The series has been nominated for numerous awards. Stray Bullets won the 1996 Eisner Award for Best Writer/Artist, Drama, and the trade paperback collection Stray Bullets: Innocence of Nihilism won the 1997 Eisner Award for “Best Graphic Album-Reprint” the Comic Book Awards Almanac and was a top votegetter for the Comics Buyer’s Guide Fan Award for Favorite Reprint Graphic Novel/Album for the same year.
Bartman was a short-lived series that told the tale of Bart Simpson’s superhero alter-ego, Bartman. It was one of the four ‘premiere’ series released by Bongo Comics in late 1993. The Bartman series lasted only six issues, and was canceled in 1995. Many smaller Bartman stories have since been published in Simpsons Comics and Bart Simpson comics.
The main writers and artists for the first three issues were Steve Vance and Bill Morrison, who were behind the creation of Bongo Comics itself. In late 1994, Steve Vance and his wife Cindy left Bongo Comics. The Bartman comic was put on hold and there was a gap of 9 months between Bartman #3 and #4. #4-6 contained a three-issue story arc written by Gary Glasberg and Bill Morrison, and with issue 6, Bartman was discontinued.
The Crow was created by James O’Barr. The series was originally written by O’Barr as a means of dealing with the death of his girlfriend at the hands of a drunk driver. It was later published by Caliber Comics in 1989, becoming an underground success, and later adapted into a film of the same name in 1994. Three film sequels, a television series and numerous books and comic books have also been subsequently produced.
The story revolves around an unfortunate young man named Eric. He and his fiancée, Shelly, are assaulted by a gang of street thugs after their car breaks down. Eric is shot in the head and is paralyzed, and can only watch as Shelly is savagely beaten and raped. They are then left for dead on the side of the road.

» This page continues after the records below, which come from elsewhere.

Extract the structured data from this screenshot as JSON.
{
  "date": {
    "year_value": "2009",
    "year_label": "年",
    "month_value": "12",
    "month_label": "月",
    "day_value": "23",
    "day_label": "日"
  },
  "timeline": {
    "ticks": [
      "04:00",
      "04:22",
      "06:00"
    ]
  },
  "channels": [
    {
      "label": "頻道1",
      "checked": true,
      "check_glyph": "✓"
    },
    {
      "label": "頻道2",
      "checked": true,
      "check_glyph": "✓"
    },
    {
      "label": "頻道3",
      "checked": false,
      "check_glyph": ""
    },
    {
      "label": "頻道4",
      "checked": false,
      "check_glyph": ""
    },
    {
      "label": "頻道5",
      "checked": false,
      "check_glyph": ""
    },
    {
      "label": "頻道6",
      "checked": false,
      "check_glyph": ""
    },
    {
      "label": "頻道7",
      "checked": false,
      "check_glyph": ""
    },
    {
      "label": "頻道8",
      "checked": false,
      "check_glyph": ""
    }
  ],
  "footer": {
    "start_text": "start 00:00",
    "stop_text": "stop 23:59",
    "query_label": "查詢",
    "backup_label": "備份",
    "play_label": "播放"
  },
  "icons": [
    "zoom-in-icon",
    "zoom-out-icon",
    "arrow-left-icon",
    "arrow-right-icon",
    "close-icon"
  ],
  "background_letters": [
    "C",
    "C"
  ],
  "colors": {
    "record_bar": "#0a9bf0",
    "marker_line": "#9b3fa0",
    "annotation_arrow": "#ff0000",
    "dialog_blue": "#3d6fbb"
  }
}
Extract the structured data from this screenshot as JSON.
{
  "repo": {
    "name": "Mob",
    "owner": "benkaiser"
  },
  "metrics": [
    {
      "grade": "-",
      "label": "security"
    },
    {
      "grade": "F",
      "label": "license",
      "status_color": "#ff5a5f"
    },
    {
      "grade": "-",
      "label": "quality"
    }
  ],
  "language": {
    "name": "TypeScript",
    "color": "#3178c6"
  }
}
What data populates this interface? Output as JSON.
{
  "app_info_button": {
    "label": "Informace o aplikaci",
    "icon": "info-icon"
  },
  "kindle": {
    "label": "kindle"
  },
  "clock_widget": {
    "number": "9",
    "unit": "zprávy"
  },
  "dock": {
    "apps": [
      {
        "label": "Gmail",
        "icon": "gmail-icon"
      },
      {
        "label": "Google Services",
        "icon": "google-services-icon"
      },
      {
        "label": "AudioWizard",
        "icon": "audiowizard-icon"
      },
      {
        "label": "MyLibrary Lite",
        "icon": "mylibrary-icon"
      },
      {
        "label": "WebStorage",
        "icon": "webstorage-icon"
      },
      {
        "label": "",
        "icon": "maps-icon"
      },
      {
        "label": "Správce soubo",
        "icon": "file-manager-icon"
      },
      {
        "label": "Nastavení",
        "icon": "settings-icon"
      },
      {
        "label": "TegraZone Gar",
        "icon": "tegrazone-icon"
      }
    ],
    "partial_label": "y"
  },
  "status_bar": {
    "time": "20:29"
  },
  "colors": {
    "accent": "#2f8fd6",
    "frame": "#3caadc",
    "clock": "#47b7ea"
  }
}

He is resurrected by a crow and seeks vengeance on the murderers, methodically stalking and killing them. When not on the hunt, Eric stays in the house he shared with Shelly, spending most of his time there lost in memories of her. Her absence is torture for him; he is in emotional pain, even engaging in self-mutilation by cutting himself.
The crow acts as both guide and goad for Eric, giving him information that helps him in his quest but also chastising him for dwelling on Shelly’s death, seeing his pining as useless self-indulgence that distracts him from his purpose.
I, Lusiphur (December 1991-December 1992) – Poison Elves (February 1993-February 1995) Hayes originally self-published the series during the early 90s under his company Mulehide Graphics under the title of I, Lusiphur. The title was changed to Poison Elves because the similarity of Lusiphur to Lucifer led to the misconception that the series was Satanic in nature. Sales were reported to have increased significantly after the name change. Drew claimed in one of his Starting Notes that the name change was prompted by a letter from a teen-aged fan whose mother had thrown out his comics after finding I, Lusiphur comics amongst his collection.
The first ten issues of the Mulehide series were published in a larger magazine size format. In 1995, Drew Hayes signed on with Sirius Entertainment, a move that increased his exposure, fan base, and publishing rate. To date, ten trade paperbacks have been released, but the last issue of the main series published by Sirius was #79. Hayes died in 2007, thus bringing the series to an abrupt end. A commemorative issue #80 was released to give fans a look at sketches and plans Drew Hayes had for the future of the series before his death.